Microsoft’s shared workspaces can easily be replicated with Chromebooks and Google Drive storage. Granted this is a cloud approach vs. an in-house server storage model and not every enterprise can or will embrace it. But there’s little here that’s unique to Windows or Surface 2 as compared to a Chrome OS device.
Just like Microsoft does, Google offers a Chrome Management Console to I.T. shops that support Chrome OS. That’s what schools are using to deploy Chromebooks in the classroom because the feature set and control is robust enough to do the job: Inventory management, device configuration, app install blocking, user access, group profiles and more are included.
Obviously, a key difference between Surface 2 and all of the available Chrome OS devices is the form factor: The former is a tablet while the latter group isn’t. I think it’s a very reasonable assumption, however, that any business considering a Surface 2 deployment will include the Microsoft keyboard covers.
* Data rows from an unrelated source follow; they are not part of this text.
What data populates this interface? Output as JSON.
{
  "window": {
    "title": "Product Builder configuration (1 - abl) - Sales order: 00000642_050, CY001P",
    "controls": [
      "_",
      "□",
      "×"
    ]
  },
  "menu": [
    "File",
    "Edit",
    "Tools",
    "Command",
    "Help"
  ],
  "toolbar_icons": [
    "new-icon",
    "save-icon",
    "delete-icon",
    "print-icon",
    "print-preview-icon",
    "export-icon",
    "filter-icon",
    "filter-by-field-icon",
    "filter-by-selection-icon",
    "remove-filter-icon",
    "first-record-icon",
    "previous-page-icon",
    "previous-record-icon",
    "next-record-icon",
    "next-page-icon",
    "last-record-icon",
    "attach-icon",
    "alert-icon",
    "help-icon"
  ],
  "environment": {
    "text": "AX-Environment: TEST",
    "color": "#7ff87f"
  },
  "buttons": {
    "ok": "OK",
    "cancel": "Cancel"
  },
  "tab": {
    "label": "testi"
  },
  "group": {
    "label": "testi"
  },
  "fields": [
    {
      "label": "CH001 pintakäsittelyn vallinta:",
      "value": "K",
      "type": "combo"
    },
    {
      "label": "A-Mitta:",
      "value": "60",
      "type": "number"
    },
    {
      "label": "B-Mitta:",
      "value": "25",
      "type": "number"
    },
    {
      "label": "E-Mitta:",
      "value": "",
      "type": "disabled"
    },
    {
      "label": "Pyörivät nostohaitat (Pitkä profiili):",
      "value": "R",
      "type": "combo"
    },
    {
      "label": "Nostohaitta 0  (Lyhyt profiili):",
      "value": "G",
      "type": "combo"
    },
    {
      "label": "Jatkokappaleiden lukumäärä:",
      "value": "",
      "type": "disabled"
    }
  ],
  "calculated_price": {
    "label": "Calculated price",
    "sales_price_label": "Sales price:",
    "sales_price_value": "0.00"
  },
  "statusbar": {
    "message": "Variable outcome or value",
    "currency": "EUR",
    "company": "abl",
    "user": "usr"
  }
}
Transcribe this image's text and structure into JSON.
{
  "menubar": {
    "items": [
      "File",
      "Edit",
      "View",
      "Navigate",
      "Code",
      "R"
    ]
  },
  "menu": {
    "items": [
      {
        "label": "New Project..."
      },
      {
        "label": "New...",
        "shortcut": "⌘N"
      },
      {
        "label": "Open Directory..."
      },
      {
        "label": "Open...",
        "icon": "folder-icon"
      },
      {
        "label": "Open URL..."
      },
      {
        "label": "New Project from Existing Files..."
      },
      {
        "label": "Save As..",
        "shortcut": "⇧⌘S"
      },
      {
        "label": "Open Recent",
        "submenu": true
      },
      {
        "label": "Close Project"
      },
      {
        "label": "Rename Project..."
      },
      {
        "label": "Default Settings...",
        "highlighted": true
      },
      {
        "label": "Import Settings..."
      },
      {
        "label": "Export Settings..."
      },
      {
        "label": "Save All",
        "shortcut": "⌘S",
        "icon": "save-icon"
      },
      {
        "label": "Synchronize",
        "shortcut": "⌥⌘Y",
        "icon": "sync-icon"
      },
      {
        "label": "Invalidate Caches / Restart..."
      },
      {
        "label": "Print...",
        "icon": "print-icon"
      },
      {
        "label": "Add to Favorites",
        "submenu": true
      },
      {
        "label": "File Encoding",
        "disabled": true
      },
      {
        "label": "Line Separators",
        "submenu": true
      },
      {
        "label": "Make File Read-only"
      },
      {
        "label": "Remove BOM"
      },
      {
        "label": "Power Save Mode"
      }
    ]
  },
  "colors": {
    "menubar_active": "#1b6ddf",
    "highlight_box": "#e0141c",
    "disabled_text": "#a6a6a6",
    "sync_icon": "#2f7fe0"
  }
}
After all, these folks are going to do “real work” as the kids say these day, and they’ll want a keyboard. Microsoft’s Touch and Type Covers are excellent; among my favorite, in fact.
My point here isn’t to suggest that every business go out and adopt Chromebooks. That would be ridiculous. Each organization, or individual, for that matter, should asses their needs and use the best tool for the task. I don’t really care if that’s a Surface 2 or a Chromebook; I have no stake in either company, nor any other that I write about. If you need Office and can’t remotely access it or must have Windows apps, Surface 2 is a super choice.
Instead, the point is to illustrate that for all of its rhetoric — think back to the semi-misleading Scroogled ad campaign — Microsoft offers and even promotes a compelling business device whose hand-picked best features are found on Chromebooks costing less.